Pathogenicity and transmission of fungi detected on Passiflora alata seeds
ABSTRACT: Passion fruit is usually propagated by seeds because of the ease and lower cost in seedling production. However, the seed is the most efficient agent for the spread of pathogens. The damages from seed-borne diseases occur mainly during the germination stages or at the formation of seedlings in nurseries. Considering the need for knowledge on the pathology of sweet passion fruit seeds, the objective was to evaluate the transmission and pathogenicity of the fungi Alternaria sp., Botrytis fabae, Cladosporium cladosporioides, Fusarium spp. and Lasiodiplodia theobromae, known as potentially pathogenic to this crop, and isolated from sweet passion fruit seeds. Therefore, tests on seed health, germination and seedling emergence in a sterilized commercial substrate were conducted using seeds from this species, inoculated with those fungal isolates. Leaves, stems and fruit from this plant were also inoculated with the same fungi. Alternaria sp., Fusarium spp. and L. theobromae were identified in seedlings obtained from inoculated seeds, confirming the transmission of these fungi by seeds. L. theobromae was also considered the most harmful fungus to passion fruit crop, as it causes seed rot and other disease symptoms on the leaves, stem and fruit.
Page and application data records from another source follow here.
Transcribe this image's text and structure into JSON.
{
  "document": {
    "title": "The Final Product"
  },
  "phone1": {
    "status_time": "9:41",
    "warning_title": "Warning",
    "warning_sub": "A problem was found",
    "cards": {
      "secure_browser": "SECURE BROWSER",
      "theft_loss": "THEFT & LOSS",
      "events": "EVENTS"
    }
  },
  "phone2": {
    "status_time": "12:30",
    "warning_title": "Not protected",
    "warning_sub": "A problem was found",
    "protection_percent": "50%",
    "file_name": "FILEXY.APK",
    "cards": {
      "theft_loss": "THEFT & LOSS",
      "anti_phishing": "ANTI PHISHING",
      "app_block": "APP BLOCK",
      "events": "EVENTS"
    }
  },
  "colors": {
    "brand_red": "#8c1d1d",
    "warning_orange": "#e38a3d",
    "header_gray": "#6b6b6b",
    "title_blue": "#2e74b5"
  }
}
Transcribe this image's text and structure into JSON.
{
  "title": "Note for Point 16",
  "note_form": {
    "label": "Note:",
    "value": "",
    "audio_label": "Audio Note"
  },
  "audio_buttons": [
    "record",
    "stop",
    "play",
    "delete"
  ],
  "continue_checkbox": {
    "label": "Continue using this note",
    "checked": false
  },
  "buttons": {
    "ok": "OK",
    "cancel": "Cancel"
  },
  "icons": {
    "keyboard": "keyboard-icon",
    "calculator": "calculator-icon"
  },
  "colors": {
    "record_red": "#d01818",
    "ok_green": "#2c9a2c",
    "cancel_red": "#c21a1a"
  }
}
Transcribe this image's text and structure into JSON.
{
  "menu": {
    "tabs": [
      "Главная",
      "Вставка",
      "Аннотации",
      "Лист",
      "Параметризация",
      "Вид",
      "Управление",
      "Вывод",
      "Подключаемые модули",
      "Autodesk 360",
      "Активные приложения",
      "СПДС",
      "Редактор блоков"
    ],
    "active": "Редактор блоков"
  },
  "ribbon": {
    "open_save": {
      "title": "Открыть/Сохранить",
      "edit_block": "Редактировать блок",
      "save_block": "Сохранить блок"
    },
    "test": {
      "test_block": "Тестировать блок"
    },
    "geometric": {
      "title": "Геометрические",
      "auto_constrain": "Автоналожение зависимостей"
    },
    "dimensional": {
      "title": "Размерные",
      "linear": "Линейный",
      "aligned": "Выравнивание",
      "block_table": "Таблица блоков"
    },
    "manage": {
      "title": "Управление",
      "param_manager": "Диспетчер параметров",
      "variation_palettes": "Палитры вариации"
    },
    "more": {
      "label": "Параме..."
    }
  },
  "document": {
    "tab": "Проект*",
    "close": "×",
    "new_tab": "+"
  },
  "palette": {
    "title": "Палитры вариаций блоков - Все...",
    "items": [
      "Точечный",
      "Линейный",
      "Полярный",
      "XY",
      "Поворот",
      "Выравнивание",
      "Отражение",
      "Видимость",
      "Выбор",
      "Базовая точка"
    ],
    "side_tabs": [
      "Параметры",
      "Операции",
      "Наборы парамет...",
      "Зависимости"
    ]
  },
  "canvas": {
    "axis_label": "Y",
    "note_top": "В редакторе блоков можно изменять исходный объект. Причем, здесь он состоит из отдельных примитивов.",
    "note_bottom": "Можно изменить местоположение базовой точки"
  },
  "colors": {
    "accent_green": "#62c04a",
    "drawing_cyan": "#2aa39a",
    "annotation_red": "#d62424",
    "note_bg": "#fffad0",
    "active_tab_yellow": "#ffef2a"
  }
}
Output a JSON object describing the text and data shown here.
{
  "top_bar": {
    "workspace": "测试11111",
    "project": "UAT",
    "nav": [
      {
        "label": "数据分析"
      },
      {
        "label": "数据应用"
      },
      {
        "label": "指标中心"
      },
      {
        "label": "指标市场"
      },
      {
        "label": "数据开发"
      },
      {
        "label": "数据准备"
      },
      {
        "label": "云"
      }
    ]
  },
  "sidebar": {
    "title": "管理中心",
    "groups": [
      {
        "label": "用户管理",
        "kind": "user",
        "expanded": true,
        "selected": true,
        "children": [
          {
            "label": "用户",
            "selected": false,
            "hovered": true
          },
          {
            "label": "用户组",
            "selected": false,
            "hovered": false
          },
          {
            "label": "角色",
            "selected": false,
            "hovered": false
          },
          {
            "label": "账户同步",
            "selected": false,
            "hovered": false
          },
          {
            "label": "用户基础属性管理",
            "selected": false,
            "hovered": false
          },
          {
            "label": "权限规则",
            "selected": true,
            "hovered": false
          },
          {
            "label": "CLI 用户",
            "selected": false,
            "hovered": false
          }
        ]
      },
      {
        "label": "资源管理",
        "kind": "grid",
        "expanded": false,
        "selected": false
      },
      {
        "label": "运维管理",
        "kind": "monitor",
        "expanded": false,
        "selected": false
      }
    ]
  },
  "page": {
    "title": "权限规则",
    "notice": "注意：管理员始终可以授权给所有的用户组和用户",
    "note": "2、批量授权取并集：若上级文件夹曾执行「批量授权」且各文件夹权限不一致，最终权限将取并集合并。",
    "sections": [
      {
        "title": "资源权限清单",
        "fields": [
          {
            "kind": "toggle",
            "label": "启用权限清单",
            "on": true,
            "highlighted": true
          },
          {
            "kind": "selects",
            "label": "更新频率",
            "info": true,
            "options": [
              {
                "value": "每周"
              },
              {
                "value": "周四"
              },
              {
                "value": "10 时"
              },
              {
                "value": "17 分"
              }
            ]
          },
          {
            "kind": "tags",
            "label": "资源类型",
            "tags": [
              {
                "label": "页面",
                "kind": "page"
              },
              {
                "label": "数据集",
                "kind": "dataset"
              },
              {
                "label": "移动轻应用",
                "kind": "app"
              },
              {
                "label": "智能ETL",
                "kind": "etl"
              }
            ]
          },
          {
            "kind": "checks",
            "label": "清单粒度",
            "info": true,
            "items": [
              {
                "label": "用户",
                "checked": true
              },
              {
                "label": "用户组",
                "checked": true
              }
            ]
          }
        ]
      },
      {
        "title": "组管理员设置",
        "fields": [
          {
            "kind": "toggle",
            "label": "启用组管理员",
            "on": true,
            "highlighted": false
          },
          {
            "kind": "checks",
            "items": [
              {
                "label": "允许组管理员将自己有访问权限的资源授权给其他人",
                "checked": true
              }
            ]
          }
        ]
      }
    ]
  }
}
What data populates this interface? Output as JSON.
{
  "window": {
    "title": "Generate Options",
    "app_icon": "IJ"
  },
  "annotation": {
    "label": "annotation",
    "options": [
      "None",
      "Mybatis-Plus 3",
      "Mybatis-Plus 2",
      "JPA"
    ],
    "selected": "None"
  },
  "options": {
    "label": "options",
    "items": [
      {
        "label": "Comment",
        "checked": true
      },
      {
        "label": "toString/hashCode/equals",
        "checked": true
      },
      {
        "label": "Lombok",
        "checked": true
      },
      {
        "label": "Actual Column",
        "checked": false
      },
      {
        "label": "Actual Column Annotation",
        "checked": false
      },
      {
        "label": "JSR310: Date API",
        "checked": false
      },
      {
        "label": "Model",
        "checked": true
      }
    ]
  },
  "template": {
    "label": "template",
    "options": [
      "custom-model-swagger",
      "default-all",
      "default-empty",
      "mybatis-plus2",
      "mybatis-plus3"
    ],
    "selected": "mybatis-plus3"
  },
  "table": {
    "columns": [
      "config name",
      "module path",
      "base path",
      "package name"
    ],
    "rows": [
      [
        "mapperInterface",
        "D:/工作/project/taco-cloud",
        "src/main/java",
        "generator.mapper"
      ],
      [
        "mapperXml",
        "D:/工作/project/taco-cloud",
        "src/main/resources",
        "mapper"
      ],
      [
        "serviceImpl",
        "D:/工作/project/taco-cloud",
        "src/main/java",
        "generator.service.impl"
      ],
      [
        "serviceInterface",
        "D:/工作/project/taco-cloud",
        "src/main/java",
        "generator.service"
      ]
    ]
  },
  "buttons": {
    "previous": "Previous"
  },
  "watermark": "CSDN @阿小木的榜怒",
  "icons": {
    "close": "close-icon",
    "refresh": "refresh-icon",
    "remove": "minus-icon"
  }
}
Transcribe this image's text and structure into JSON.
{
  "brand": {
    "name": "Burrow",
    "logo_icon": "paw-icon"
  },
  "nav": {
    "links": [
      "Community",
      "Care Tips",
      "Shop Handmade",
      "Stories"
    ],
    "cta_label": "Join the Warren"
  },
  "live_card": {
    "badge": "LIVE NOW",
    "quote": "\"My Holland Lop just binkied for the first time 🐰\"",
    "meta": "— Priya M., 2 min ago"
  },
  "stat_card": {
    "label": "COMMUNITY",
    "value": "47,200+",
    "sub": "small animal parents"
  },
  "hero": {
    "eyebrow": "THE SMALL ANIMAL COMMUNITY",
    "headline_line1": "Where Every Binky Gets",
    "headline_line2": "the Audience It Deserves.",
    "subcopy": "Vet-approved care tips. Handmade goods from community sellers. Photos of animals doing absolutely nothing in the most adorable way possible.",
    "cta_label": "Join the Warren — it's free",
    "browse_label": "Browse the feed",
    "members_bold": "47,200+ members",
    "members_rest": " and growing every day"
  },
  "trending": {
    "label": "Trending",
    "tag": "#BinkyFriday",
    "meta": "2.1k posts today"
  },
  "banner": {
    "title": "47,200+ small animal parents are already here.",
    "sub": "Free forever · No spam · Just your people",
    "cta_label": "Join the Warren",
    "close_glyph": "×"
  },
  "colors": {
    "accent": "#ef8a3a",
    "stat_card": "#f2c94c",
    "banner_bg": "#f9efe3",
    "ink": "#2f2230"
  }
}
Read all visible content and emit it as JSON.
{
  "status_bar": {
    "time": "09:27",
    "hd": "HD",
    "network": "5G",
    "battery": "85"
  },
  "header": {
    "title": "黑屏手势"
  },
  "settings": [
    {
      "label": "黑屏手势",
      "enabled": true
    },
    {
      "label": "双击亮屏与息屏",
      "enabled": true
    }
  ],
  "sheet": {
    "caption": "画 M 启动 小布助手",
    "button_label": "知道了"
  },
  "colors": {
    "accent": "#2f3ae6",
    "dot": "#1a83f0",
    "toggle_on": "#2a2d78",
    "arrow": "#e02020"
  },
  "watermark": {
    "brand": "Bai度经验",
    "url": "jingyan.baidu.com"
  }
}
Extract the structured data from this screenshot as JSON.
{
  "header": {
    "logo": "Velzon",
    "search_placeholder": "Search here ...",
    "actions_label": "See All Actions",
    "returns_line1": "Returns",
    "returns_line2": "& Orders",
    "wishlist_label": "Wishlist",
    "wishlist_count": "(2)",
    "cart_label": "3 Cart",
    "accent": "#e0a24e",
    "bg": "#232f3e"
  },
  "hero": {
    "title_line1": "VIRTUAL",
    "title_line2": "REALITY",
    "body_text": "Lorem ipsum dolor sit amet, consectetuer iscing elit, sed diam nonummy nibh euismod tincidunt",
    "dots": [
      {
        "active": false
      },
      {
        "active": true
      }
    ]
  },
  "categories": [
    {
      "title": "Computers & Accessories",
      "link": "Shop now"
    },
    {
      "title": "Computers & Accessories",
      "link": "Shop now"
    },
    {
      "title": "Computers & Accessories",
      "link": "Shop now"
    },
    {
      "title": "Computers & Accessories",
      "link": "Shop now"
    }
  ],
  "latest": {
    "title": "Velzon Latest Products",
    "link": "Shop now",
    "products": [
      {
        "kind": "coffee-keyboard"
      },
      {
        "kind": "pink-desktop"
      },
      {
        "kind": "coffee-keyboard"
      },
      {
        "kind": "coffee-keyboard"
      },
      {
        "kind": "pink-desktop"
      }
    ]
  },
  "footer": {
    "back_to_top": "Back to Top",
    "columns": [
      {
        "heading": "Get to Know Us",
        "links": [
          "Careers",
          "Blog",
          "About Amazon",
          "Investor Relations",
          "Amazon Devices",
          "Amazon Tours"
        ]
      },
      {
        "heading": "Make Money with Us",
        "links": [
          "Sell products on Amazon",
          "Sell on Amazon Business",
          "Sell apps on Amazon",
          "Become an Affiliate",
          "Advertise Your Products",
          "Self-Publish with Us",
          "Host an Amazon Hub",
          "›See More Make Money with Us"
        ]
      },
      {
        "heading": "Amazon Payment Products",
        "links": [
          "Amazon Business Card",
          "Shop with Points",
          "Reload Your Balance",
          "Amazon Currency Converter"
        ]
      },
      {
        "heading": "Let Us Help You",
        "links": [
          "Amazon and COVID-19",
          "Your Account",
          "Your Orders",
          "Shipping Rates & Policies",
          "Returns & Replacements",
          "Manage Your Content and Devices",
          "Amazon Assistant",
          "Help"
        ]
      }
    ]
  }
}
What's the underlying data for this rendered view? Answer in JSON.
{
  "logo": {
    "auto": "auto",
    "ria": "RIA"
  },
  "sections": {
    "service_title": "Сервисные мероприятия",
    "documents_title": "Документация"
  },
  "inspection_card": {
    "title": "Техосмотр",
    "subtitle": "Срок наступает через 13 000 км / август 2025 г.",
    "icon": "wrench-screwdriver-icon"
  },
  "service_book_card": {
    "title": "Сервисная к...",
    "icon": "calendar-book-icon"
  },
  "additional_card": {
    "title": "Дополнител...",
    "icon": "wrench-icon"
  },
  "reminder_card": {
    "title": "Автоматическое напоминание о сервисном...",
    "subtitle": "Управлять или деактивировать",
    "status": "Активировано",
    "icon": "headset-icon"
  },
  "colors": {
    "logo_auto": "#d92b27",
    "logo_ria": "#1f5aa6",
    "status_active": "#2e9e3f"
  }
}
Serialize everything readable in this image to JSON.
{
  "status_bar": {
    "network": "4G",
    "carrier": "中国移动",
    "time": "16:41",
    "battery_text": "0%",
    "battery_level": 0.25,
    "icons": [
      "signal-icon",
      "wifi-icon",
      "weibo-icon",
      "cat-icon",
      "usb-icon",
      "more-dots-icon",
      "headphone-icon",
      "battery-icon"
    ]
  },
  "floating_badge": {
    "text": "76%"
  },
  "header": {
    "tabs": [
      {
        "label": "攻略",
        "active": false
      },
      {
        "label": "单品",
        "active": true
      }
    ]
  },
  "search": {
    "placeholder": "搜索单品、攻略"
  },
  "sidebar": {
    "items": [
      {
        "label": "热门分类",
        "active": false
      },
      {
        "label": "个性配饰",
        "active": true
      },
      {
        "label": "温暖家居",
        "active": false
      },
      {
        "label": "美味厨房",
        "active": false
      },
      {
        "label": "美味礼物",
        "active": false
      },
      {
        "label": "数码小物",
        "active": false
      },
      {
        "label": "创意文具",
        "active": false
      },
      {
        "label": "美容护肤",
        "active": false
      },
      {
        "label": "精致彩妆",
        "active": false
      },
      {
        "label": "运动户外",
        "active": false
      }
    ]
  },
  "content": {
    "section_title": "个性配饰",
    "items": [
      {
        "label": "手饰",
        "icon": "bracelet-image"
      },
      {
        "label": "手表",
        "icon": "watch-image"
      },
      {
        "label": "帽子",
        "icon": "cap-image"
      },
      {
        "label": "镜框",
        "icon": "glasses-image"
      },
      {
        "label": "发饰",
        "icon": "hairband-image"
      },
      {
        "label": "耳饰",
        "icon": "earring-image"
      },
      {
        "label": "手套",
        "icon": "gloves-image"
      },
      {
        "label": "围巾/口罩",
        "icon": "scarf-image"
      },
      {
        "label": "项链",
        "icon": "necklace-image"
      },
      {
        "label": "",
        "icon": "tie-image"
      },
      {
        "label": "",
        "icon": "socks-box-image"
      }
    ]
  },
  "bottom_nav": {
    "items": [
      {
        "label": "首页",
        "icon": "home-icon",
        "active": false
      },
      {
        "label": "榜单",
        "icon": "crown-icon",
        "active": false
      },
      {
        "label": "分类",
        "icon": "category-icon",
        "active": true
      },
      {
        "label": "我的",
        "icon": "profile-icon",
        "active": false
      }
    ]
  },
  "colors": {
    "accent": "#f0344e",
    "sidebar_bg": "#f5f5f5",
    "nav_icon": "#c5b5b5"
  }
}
These findings inferred that healthy seeds of sweet passion fruit are essential for producing seedlings and to prevent the spread of the diseases caused by these fungi to exempt areas.